What we wear and how we adorn our bodies communicates messages. As stated before, costumes are not used in interp, but it is often a nice touch to dress honoring the mood/theme of a performance. When I was in high school, I performed excerpts of an anti-racism play entitled God's Country, by Stephen Dietz. I played multiple characters of various genders, races, and attitudes, and the message of the performance had dark and scary undertones. For every performance, I wore black shoes, black pants, a black turtleneck sweater, and pulled my hair back in a tight, low ponytail. I wanted to appear androgynous and wearing any sort of color felt like dishonor to the piece. It wasn't by any means a costume, but it allowed me to help set the mood of the piece for my audience before I had even said a word.

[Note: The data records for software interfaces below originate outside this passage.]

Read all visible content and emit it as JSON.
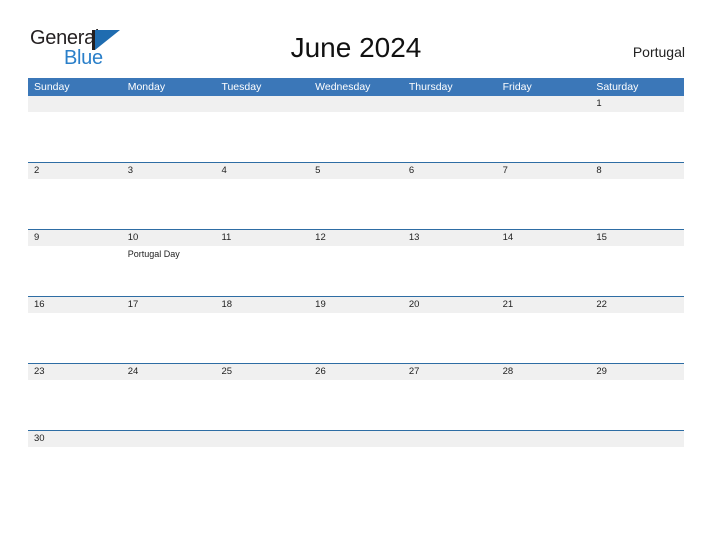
{
  "brand": {
    "name_part1": "General",
    "name_part2": "Blue",
    "flag_icon": "triangle-flag-icon",
    "accent_color": "#1f6cb0",
    "secondary_color": "#2a7fc9"
  },
  "header": {
    "title": "June 2024",
    "country": "Portugal"
  },
  "calendar": {
    "header_bg_color": "#3b77b8",
    "date_band_color": "#f0f0f0",
    "row_line_color": "#2e6da4",
    "weekdays": [
      "Sunday",
      "Monday",
      "Tuesday",
      "Wednesday",
      "Thursday",
      "Friday",
      "Saturday"
    ],
    "weeks": [
      {
        "days": [
          {
            "date": "",
            "events": []
          },
          {
            "date": "",
            "events": []
          },
          {
            "date": "",
            "events": []
          },
          {
            "date": "",
            "events": []
          },
          {
            "date": "",
            "events": []
          },
          {
            "date": "",
            "events": []
          },
          {
            "date": "1",
            "events": []
          }
        ]
      },
      {
        "days": [
          {
            "date": "2",
            "events": []
          },
          {
            "date": "3",
            "events": []
          },
          {
            "date": "4",
            "events": []
          },
          {
            "date": "5",
            "events": []
          },
          {
            "date": "6",
            "events": []
          },
          {
            "date": "7",
            "events": []
          },
          {
            "date": "8",
            "events": []
          }
        ]
      },
      {
        "days": [
          {
            "date": "9",
            "events": []
          },
          {
            "date": "10",
            "events": [
              "Portugal Day"
            ]
          },
          {
            "date": "11",
            "events": []
          },
          {
            "date": "12",
            "events": []
          },
          {
            "date": "13",
            "events": []
          },
          {
            "date": "14",
            "events": []
          },
          {
            "date": "15",
            "events": []
          }
        ]
      },
      {
        "days": [
          {
            "date": "16",
            "events": []
          },
          {
            "date": "17",
            "events": []
          },
          {
            "date": "18",
            "events": []
          },
          {
            "date": "19",
            "events": []
          },
          {
            "date": "20",
            "events": []
          },
          {
            "date": "21",
            "events": []
          },
          {
            "date": "22",
            "events": []
          }
        ]
      },
      {
        "days": [
          {
            "date": "23",
            "events": []
          },
          {
            "date": "24",
            "events": []
          },
          {
            "date": "25",
            "events": []
          },
          {
            "date": "26",
            "events": []
          },
          {
            "date": "27",
            "events": []
          },
          {
            "date": "28",
            "events": []
          },
          {
            "date": "29",
            "events": []
          }
        ]
      },
      {
        "days": [
          {
            "date": "30",
            "events": []
          },
          {
            "date": "",
            "events": []
          },
          {
            "date": "",
            "events": []
          },
          {
            "date": "",
            "events": []
          },
          {
            "date": "",
            "events": []
          },
          {
            "date": "",
            "events": []
          },
          {
            "date": "",
            "events": []
          }
        ]
      }
    ]
  }
}
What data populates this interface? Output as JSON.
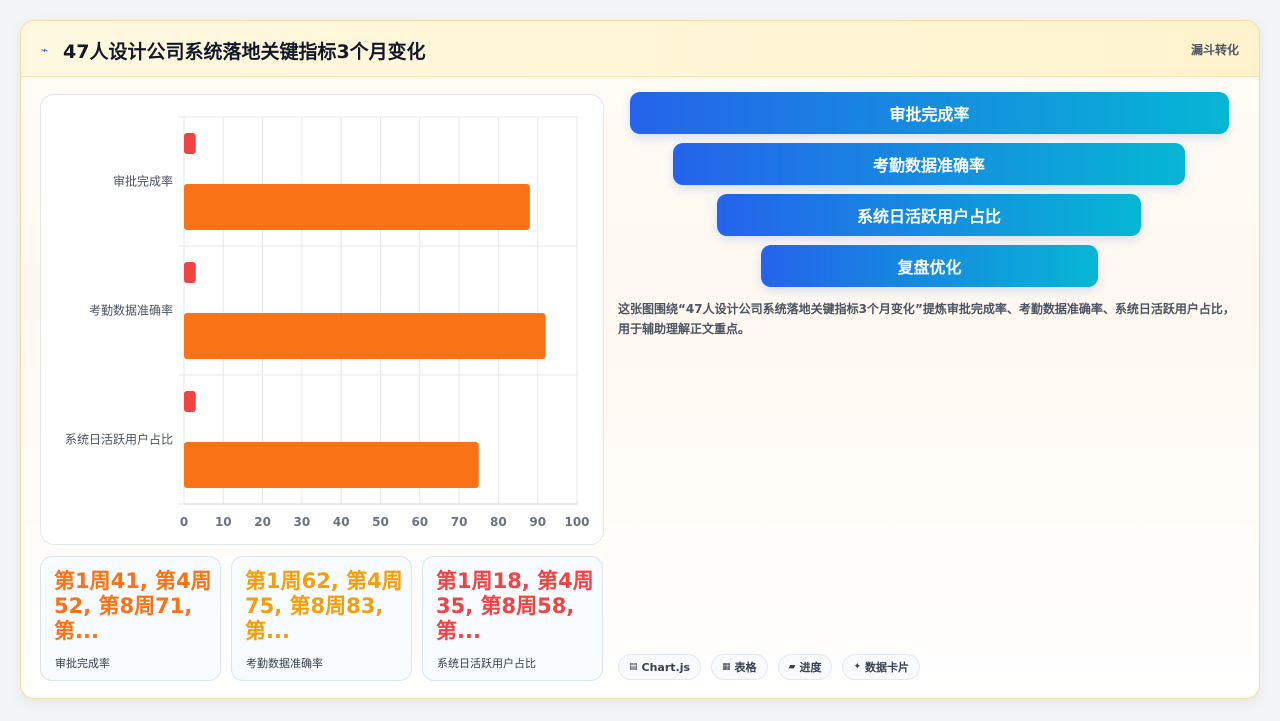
{
  "header": {
    "icon": "trend-icon",
    "title": "47人设计公司系统落地关键指标3个月变化",
    "tag": "漏斗转化"
  },
  "chart_data": {
    "type": "bar",
    "orientation": "horizontal",
    "categories": [
      "审批完成率",
      "考勤数据准确率",
      "系统日活跃用户占比"
    ],
    "series": [
      {
        "values": [
          3,
          3,
          3
        ],
        "color": "#ef4444"
      },
      {
        "values": [
          88,
          92,
          75
        ],
        "color": "#f97316"
      }
    ],
    "x_ticks": [
      0,
      10,
      20,
      30,
      40,
      50,
      60,
      70,
      80,
      90,
      100
    ],
    "xlim": [
      0,
      100
    ],
    "grid": true
  },
  "kpis": [
    {
      "value": "第1周41, 第4周52, 第8周71, 第...",
      "label": "审批完成率",
      "color": "#f97316"
    },
    {
      "value": "第1周62, 第4周75, 第8周83, 第...",
      "label": "考勤数据准确率",
      "color": "#f59e0b"
    },
    {
      "value": "第1周18, 第4周35, 第8周58, 第...",
      "label": "系统日活跃用户占比",
      "color": "#ef4444"
    }
  ],
  "funnel": [
    "审批完成率",
    "考勤数据准确率",
    "系统日活跃用户占比",
    "复盘优化"
  ],
  "description": "这张图围绕“47人设计公司系统落地关键指标3个月变化”提炼审批完成率、考勤数据准确率、系统日活跃用户占比，用于辅助理解正文重点。",
  "chips": [
    {
      "icon": "chart-icon",
      "glyph": "▤",
      "label": "Chart.js"
    },
    {
      "icon": "table-icon",
      "glyph": "▦",
      "label": "表格"
    },
    {
      "icon": "progress-icon",
      "glyph": "▰",
      "label": "进度"
    },
    {
      "icon": "sparkle-icon",
      "glyph": "✦",
      "label": "数据卡片"
    }
  ]
}
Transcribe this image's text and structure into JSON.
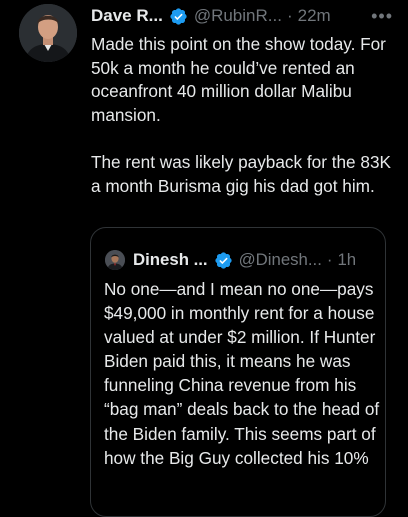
{
  "tweet": {
    "author_name": "Dave R...",
    "handle": "@RubinR...",
    "separator": "·",
    "time": "22m",
    "more_label": "•••",
    "paragraph_1": "Made this point on the show today. For 50k a month he could’ve rented an oceanfront 40 million dollar Malibu mansion.",
    "paragraph_2": "The rent was likely payback for the 83K a month Burisma gig his dad got him."
  },
  "quoted_tweet": {
    "author_name": "Dinesh ...",
    "handle": "@Dinesh...",
    "separator": "·",
    "time": "1h",
    "text": "No one—and I mean no one—pays $49,000 in monthly rent for a house valued at under $2 million. If Hunter Biden paid this, it means he was funneling China revenue from his “bag man” deals back to the head of the Biden family. This seems part of how the Big Guy collected his 10%"
  },
  "colors": {
    "background": "#000000",
    "text_primary": "#e7e9ea",
    "text_secondary": "#71767b",
    "verified_badge": "#1d9bf0",
    "quote_border": "#2f3336"
  },
  "icons": {
    "verified": "verified-badge-icon",
    "more": "more-options-icon"
  }
}
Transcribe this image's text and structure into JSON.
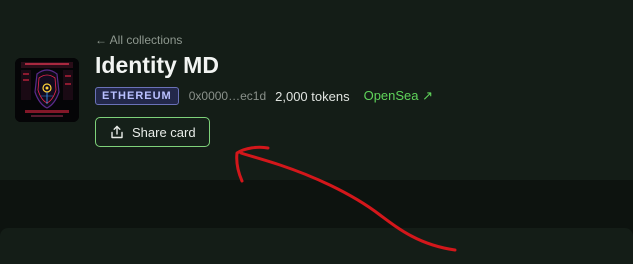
{
  "header": {
    "back_link": "← All collections",
    "title": "Identity MD",
    "chain_badge": "ETHEREUM",
    "contract_address": "0x0000…ec1d",
    "token_count": "2,000 tokens",
    "marketplace_link": "OpenSea ↗"
  },
  "actions": {
    "share_label": "Share card",
    "share_icon": "share-upload-icon"
  },
  "colors": {
    "accent_green": "#5fd35a",
    "button_border": "#7ed27a",
    "badge_bg": "#23284a",
    "badge_text": "#b9c0ff",
    "annotation_red": "#d3171b"
  }
}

If you are performing a children's bedtime book, perhaps wear a comfortable pastel shirt with kittens on it. If you are performing a Christmas poem, you could wear red pants. Disneyland prohibits adult visitors from wearing costumes, so many people engage in something called "Disney bounding" where they dress in usual street clothes that have a similar color scheme and style that suggests their favorite Disney character. You can use this technique as inspiration to make purposeful choices in attire for your performances.
Employing Vocals and Body Language
Many beginning performers have a hard time using these vocal and body language delivery resources more dynamically than they are accustomed to. This is where “play” from chapter 1 becomes critical. Give yourself permission to be “bigger” in your vocal characteristics and body language when you work in this course and practice at home.
As you learn which of the vocal and body language characteristics you might need to work on in your performances, consider using an old trick I used to employ during my high school competitive oral interpretation days. When you practice for an upcoming performance, go overboard with that particular characteristic. For example, if your peers and instructor have remarked that you could use more hand gestures in your presentations, move your hand(s) with every word you utter as you practice your performance. Don’t worry about whether the movement makes sense at first, just move for movement’s sake to get used to how it feels. You’ll find that after doing this a time or two, using more natural gestures will begin to come more naturally. Similarly, if you have heard that you are monotone when you speak, try practicing the words while exploring every note in your musical range of inflection. Again, don’t worry about the inflection making sense, just try almost “singing” the words. Of course, you would not employ these extreme techniques during an actual performance. However, going “bigger” in practice will help you break the ice and learn what it feels like to fully employ those elements, making it easier to pull back as needed in a performance.
As you learn to incorporate gestures into your performances, you may even want to write little side notes in your script/text to remind you when to do certain movements. As you gain in experience, using natural gestures will start to feel more natural to you.